The Chief Resilience Officer leading the charge to create Boston’s Resiliency Plan, Atyia Martin, and her staff allowed me to assist the effort by convening a group of historians and archivists  (‘history holders’ she called us) and Race Equity Working Group members to strategize how we could showcase the lesser known/understood aspects of Boston’s history across race and ethnicity, including immigrants, from a personal and policy perspective. As Donna Bivens and co. write in the Boston Busing/Desegregation Project’s 7 Lessons “Access to a more complete picture of this history is access to knowledge about how power works to enable and limit us. That access allows us to focus our individual and collective efforts to make real social change.”

One of the results of this convening was POLICY, PLACE, and POWER in an evolving city: BOSTON’S RACIAL EQUITY HISTORY PROJECT, a map and timeline that describes flashpoints, battlegrounds, and structures of inequity in the City of Boston. You can view that timeline at http://socialjustice.library.northeastern.edu/

From the website:

History is everywhere in Boston. Every neighborhood, street corner, and building embodies the people, communities that have occupied those spaces previously. The history of Boston’s systemic racism and communities’ acts of community building, activism and resistance are baked into both our understanding of our city, as well as its physical geography.

This timeline represents policies, events, and projects to the map and timeline that describe flashpoints, battlegrounds, and structures of inequity in the City of Boston.

  • BATTLEGROUNDS: Places where communities and institutions collide over resources, spaces, and neighborhood visions. ie. Tent City, The Southwest Corridor, Villa Victoria, The West End.
  • FLASHPOINTS: Trigger events that exposes inequity and leads the city to a better understanding of itself. ie. School Desegregation, the Henry
    Louis Gates arrest, the Charles Stuart Case.
  • STRUCTURES OF INEQUITY: Government and private sector policies and practices that are racially biased. ie. Chinese Exclusion Act, Redlining, Urban Renewal.

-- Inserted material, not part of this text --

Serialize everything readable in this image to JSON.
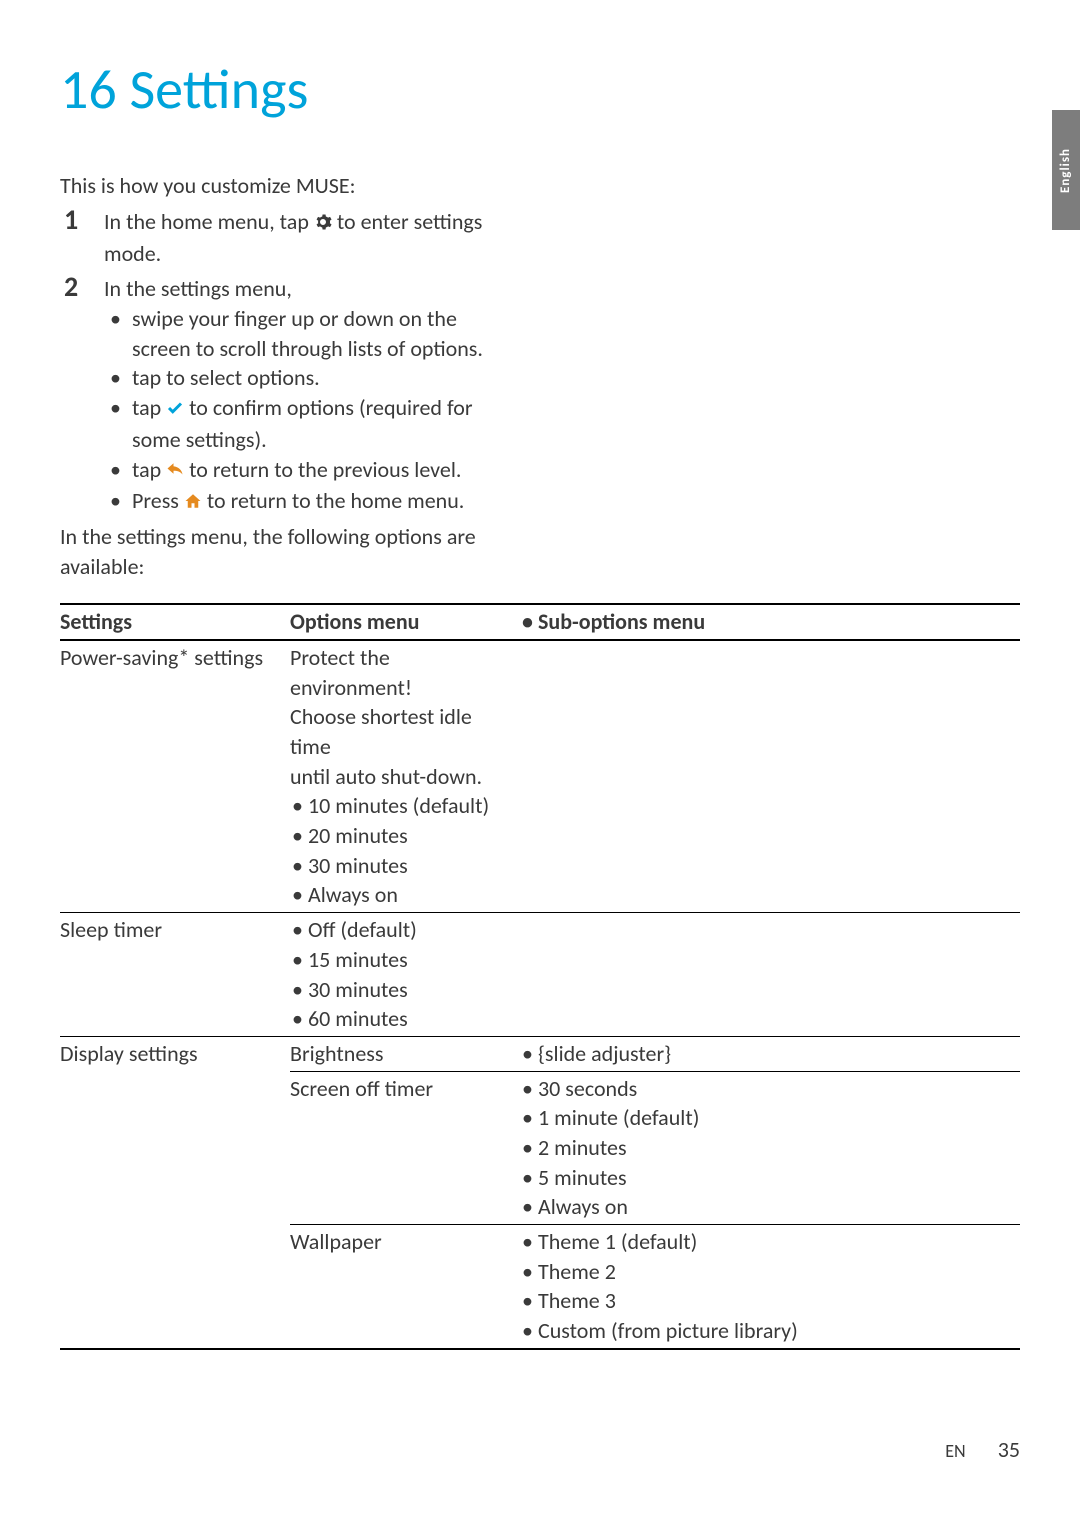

PROJECT GOALS

  • Our goal is to illustrate. To identify histories of racial injustice and celebrate communities’ acts of social resilience through community involvement and activism that moved spaces and institutions and policies toward justice and equity.
  • Our goal is also to learn. The combination of policies and citizen actions over time define our city and our current state equity/inequality. What are the key elements in each campaign or event that have made forward momentum toward racial equity successful?
  • Our goal is also to apply. What are the equity projects you are involved in that define Boston’s current social resilience? Are there elements missing in your current constellation of support? Help create a foundation for new insight as we assess current and future projects.